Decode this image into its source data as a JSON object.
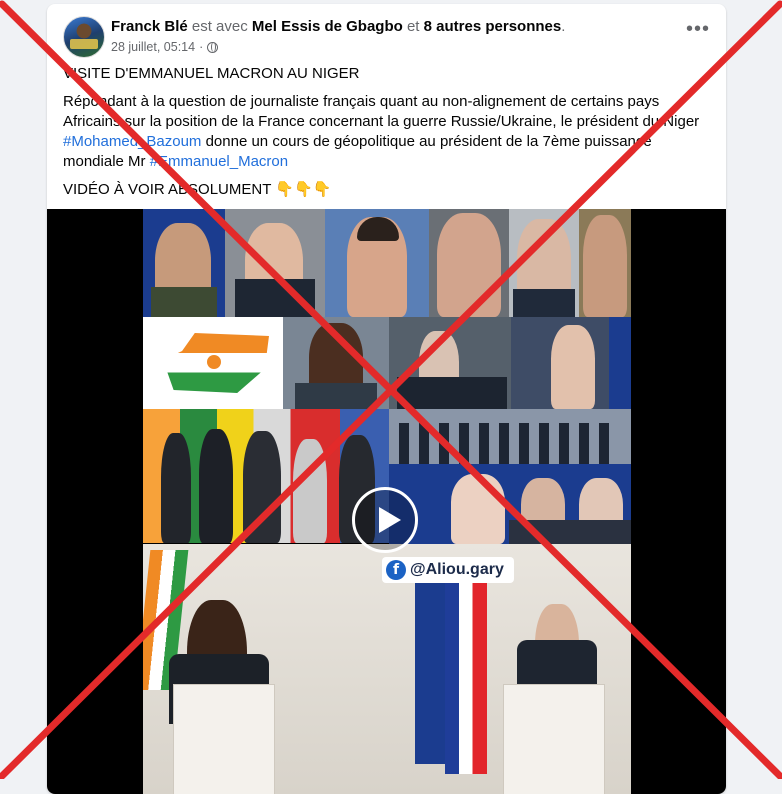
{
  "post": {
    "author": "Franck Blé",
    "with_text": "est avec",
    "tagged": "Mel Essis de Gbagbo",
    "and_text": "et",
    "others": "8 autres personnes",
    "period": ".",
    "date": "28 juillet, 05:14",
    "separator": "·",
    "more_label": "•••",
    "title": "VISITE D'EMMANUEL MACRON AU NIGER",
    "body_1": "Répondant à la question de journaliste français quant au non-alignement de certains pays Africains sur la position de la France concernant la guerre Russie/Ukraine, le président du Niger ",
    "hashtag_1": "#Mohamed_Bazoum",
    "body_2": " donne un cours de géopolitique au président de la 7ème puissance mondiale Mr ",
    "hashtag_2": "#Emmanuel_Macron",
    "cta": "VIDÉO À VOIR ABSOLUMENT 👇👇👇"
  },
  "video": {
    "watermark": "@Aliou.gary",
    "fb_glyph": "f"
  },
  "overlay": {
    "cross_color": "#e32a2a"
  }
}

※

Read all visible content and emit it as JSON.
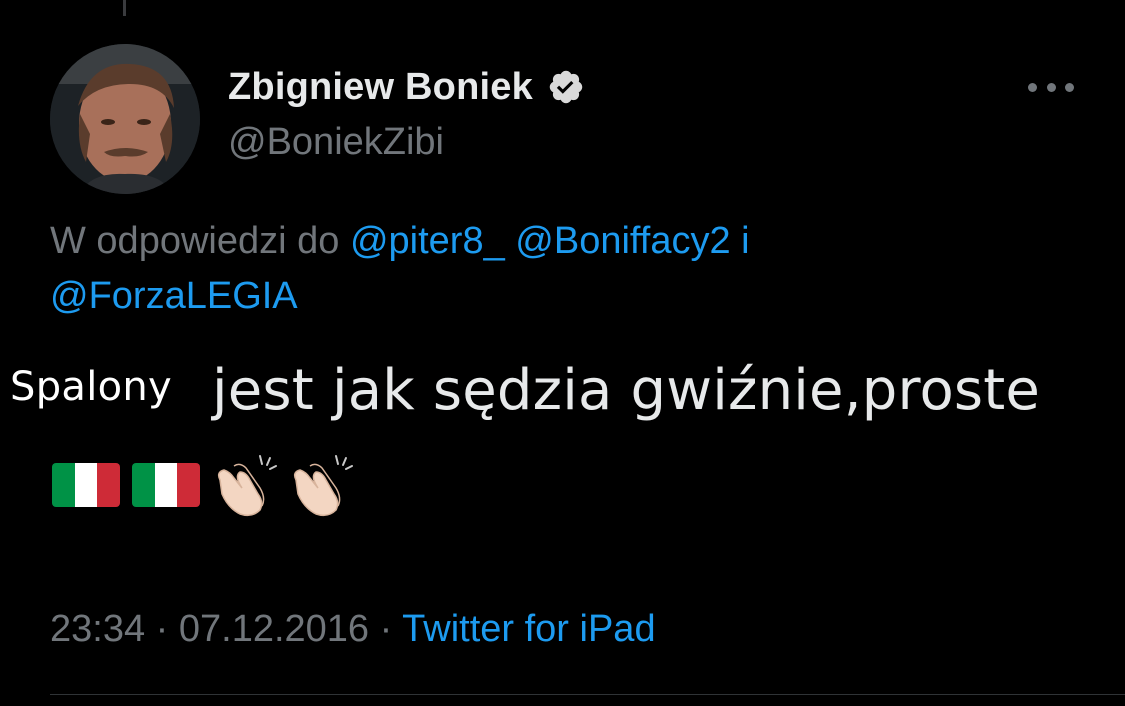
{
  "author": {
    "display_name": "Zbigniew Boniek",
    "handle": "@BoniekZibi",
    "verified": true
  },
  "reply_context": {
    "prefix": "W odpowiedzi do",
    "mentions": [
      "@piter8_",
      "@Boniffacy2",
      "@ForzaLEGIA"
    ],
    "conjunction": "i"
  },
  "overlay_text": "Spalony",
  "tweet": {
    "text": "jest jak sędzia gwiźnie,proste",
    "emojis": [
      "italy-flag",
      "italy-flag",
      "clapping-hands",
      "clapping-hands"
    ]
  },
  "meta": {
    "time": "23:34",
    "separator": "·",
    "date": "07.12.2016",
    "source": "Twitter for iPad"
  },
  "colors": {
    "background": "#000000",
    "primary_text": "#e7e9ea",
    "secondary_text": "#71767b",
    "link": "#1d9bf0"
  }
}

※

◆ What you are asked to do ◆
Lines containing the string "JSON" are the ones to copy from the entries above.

◆ Solution to the problem ◆
Decode this image into its source data as a JSON object.
Read all visible content and emit it as JSON.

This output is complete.